About this exercise | Copy each line in the data below that contains the word "View".
◇ ◇ ◇ ◇ ◇
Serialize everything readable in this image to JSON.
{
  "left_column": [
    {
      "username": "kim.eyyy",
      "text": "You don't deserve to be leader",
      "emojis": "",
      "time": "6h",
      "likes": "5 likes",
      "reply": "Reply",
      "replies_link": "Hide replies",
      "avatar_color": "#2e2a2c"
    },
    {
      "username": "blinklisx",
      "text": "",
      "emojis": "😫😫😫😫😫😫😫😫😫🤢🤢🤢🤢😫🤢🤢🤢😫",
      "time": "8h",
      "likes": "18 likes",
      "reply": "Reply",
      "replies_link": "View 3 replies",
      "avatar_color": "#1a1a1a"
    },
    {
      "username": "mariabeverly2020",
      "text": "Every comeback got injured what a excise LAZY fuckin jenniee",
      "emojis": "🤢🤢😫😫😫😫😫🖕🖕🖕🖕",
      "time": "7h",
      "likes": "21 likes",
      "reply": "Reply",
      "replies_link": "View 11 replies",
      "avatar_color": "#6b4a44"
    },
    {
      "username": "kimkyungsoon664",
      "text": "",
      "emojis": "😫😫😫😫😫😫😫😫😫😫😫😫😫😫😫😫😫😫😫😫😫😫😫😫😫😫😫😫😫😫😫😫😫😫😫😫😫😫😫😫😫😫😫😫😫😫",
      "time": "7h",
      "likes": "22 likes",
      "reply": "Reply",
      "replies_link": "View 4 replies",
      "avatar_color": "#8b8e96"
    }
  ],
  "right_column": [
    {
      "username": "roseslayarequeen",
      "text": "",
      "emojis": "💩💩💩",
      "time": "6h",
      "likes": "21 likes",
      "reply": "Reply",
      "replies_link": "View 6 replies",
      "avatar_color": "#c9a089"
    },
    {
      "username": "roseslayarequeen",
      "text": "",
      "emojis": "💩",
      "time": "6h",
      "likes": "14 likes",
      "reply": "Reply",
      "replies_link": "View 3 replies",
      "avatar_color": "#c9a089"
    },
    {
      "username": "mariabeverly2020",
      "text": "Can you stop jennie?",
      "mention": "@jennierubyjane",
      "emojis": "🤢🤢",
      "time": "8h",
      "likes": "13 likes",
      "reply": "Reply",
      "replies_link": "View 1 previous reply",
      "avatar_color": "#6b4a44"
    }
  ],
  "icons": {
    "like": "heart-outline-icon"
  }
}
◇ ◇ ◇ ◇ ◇
Answer to this exercise |
      "replies_link": "View 3 replies",
      "replies_link": "View 11 replies",
      "replies_link": "View 4 replies",
      "replies_link": "View 6 replies",
      "replies_link": "View 3 replies",
      "replies_link": "View 1 previous reply",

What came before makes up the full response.